President Roosevelt then asked Congress to declare war on Japan, a request that was approved by lawmakers, with only one “nay” vote.
If you ever have the opportunity, visit USS Arizona Memorial.
You can hear news reports about the attack and some of President Roosevelt’s “Day of Infamy” speech in the first minute of the following video:
As reported by the SpaceCoast Daily, the Japanese attack actually began before the bombing. Japan launched five midget submarines near Pearl Harbor the night before the attack.
One of those submarines was first seen by the USCG Condor at 3:50 a.m., about two miles from the harbor’s entrance. The Condor notified the USS Ward, which spotted the sub tailing the USS Antares into the harbor, opened fire and sank it. About an hour later, the air attack began.
Americans sank two other Japanese subs during the battle. One was found in the harbor and eventually salvaged. The second was found off the harbor entrance in 1960 and is now on display in Japan. A fourth Japanese sub called the Ha-19 never made it into the harbor and instead drifted around until it was captured near Oahu the next day. It was recovered immediately and is now on exhibit in Fredericksburg, Texas.

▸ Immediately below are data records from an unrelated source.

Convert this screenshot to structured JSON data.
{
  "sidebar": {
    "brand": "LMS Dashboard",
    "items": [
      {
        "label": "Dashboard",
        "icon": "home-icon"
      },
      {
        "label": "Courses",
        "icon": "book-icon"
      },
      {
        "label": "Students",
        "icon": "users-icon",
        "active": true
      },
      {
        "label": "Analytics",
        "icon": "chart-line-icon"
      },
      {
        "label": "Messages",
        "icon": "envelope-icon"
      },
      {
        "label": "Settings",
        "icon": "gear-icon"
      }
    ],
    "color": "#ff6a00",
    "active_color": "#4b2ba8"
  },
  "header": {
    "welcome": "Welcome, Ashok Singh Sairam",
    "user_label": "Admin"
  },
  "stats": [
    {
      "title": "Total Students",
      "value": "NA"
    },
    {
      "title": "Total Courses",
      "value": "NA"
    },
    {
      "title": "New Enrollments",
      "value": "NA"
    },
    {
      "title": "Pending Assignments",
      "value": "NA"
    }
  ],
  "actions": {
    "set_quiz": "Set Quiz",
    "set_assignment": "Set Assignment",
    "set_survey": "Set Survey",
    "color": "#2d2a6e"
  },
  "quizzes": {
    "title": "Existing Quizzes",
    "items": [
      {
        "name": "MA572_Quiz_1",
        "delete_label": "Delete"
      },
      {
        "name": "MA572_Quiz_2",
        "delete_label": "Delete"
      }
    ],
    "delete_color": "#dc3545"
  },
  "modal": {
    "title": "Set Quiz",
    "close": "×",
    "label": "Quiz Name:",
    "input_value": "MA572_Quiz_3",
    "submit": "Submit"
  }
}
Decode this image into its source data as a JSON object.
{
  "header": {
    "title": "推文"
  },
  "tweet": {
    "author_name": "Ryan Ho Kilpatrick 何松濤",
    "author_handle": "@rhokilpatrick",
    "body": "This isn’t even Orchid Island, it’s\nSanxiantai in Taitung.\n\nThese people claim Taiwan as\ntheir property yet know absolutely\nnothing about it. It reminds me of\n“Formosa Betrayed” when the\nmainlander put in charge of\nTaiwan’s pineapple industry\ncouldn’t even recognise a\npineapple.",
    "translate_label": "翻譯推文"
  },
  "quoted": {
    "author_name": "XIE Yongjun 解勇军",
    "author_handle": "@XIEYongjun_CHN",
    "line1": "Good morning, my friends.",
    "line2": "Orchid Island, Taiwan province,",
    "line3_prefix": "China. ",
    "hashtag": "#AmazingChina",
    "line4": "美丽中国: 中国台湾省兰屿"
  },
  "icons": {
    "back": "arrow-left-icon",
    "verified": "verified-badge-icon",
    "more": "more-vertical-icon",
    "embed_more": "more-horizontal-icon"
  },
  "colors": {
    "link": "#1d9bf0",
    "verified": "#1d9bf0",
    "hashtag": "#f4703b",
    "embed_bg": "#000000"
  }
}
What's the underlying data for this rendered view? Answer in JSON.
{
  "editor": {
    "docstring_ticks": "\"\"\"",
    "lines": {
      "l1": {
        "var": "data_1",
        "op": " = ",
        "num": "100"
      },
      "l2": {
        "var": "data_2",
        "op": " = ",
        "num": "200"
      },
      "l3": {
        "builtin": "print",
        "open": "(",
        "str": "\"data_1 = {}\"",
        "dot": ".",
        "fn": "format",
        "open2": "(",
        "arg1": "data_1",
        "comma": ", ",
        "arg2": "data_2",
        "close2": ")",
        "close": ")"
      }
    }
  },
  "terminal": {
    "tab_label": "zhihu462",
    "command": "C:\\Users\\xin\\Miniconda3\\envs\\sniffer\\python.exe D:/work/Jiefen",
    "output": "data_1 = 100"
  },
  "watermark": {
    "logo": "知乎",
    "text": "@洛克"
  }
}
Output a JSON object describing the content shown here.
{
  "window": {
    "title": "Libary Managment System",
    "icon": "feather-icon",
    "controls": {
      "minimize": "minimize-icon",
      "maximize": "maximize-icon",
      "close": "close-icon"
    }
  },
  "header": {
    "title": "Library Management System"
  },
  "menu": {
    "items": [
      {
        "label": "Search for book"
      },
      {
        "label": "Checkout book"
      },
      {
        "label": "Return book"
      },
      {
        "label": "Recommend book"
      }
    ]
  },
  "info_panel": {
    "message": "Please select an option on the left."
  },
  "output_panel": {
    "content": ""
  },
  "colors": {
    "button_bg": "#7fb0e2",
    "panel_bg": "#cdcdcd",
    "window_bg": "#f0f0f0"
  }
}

The sub that initiated the Pearl Harbor attack wasn’t found until 2002, when crews discovered it in deep water about five miles from the harbor’s entrance. It remains there as part of the Pearl Harbor National Historic Landmark. A fifth Japanese sub that was launched that day was never found.